18-year-old Katie is walking home from orchestra practise with her boyfriend, Abe - who's black, by the way, but she never knows how to bring it up - when Abe gets into a fight with a young boy on a bicycle for knocking an ice cream out of his hand. With Katie and Abe joined by some of Abe's older friends, there follows a car chase across the complex landscape of the UK's 'crappest town': Luton. This is the plot of Jack Thorne's Bunny, a tightly written character piece directed by Joe Murphy. It's a plot that lesser writers might buckle under, but that Thorne handles with a deftness of touch, neatly seguing from a lighter, comedic opening half into a brutal, heartbreaking finale that gets under the skin of small town, multicultural tensions and how confusing it is to be young and British today.

Rosie Wyatt shines as Katie, inviting the audience in with a cute, ditzy performance that becomes increasingly powerful as Katie finds herself in compromising scenarios, dealing with complex and confusing emotions with the frightening naivety of youth.

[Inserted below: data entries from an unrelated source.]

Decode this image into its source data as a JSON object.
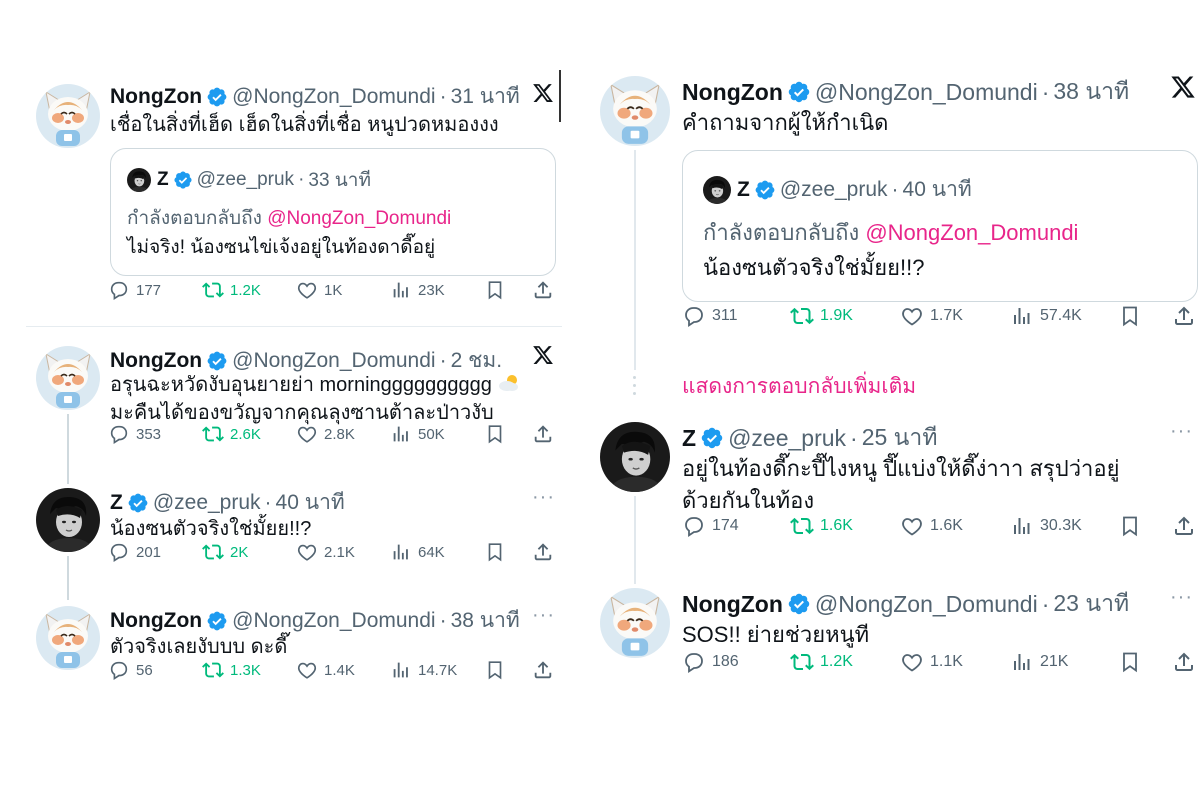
{
  "brand": {
    "accent": "#1d9bf0",
    "mention_color": "#e8258a",
    "retweet_color": "#00ba7c"
  },
  "left": {
    "tweet1": {
      "name": "NongZon",
      "handle": "@NongZon_Domundi",
      "time": "31 นาที",
      "text": "เชื่อในสิ่งที่เฮ็ด เฮ็ดในสิ่งที่เชื่อ หนูปวดหมองงง",
      "quote": {
        "name": "Z",
        "handle": "@zee_pruk",
        "time": "33 นาที",
        "reply_label": "กำลังตอบกลับถึง",
        "reply_mention": "@NongZon_Domundi",
        "text": "ไม่จริง! น้องซนไข่เจ้งอยู่ในท้องดาดี๊อยู่"
      },
      "stats": {
        "replies": "177",
        "reposts": "1.2K",
        "likes": "1K",
        "views": "23K"
      }
    },
    "tweet2": {
      "name": "NongZon",
      "handle": "@NongZon_Domundi",
      "time": "2 ชม.",
      "text_line1": "อรุนฉะหวัดงับอุนยายย่า morningggggggggg",
      "text_line2": "มะคืนได้ของขวัญจากคุณลุงซานต้าละป่าวงับ",
      "stats": {
        "replies": "353",
        "reposts": "2.6K",
        "likes": "2.8K",
        "views": "50K"
      }
    },
    "tweet3": {
      "name": "Z",
      "handle": "@zee_pruk",
      "time": "40 นาที",
      "text": "น้องซนตัวจริงใช่มั้ยย!!?",
      "stats": {
        "replies": "201",
        "reposts": "2K",
        "likes": "2.1K",
        "views": "64K"
      }
    },
    "tweet4": {
      "name": "NongZon",
      "handle": "@NongZon_Domundi",
      "time": "38 นาที",
      "text": "ตัวจริงเลยงับบบ ดะดี๊",
      "stats": {
        "replies": "56",
        "reposts": "1.3K",
        "likes": "1.4K",
        "views": "14.7K"
      }
    }
  },
  "right": {
    "tweet1": {
      "name": "NongZon",
      "handle": "@NongZon_Domundi",
      "time": "38 นาที",
      "text": "คำถามจากผู้ให้กำเนิด",
      "quote": {
        "name": "Z",
        "handle": "@zee_pruk",
        "time": "40 นาที",
        "reply_label": "กำลังตอบกลับถึง",
        "reply_mention": "@NongZon_Domundi",
        "text": "น้องซนตัวจริงใช่มั้ยย!!?"
      },
      "stats": {
        "replies": "311",
        "reposts": "1.9K",
        "likes": "1.7K",
        "views": "57.4K"
      }
    },
    "show_more": "แสดงการตอบกลับเพิ่มเติม",
    "tweet2": {
      "name": "Z",
      "handle": "@zee_pruk",
      "time": "25 นาที",
      "text_line1": "อยู่ในท้องดี๊กะปี๊ไงหนู ปี๊แบ่งให้ดี๊ง่าาา สรุปว่าอยู่",
      "text_line2": "ด้วยกันในท้อง",
      "stats": {
        "replies": "174",
        "reposts": "1.6K",
        "likes": "1.6K",
        "views": "30.3K"
      }
    },
    "tweet3": {
      "name": "NongZon",
      "handle": "@NongZon_Domundi",
      "time": "23 นาที",
      "text": "SOS!! ย่ายช่วยหนูที",
      "stats": {
        "replies": "186",
        "reposts": "1.2K",
        "likes": "1.1K",
        "views": "21K"
      }
    }
  },
  "icons": {
    "verified": "verified-badge-icon",
    "x_logo": "x-logo-icon",
    "more": "more-icon",
    "reply": "reply-icon",
    "repost": "repost-icon",
    "like": "like-icon",
    "views": "views-icon",
    "bookmark": "bookmark-icon",
    "share": "share-icon",
    "weather": "sun-behind-cloud-icon"
  },
  "more_glyph": "···"
}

Her tics and banter become more pronounced and revealing as the character slowly unravels.

There are some neat touches to this production - quirks of costume and lighting, and an animated backdrop of some of the monologue's key settings provided by illustrator Jenny Turner - that are certainly worth highlighting, but it's Wyatt's inviting, engrossing performance and Thorne's adroitly written script that make it truly outstanding.

Related Articles View More UK Regional Stories   Shows

From This Author Michael Richardson

Michael Richardson is a theatre fan based in Scotland.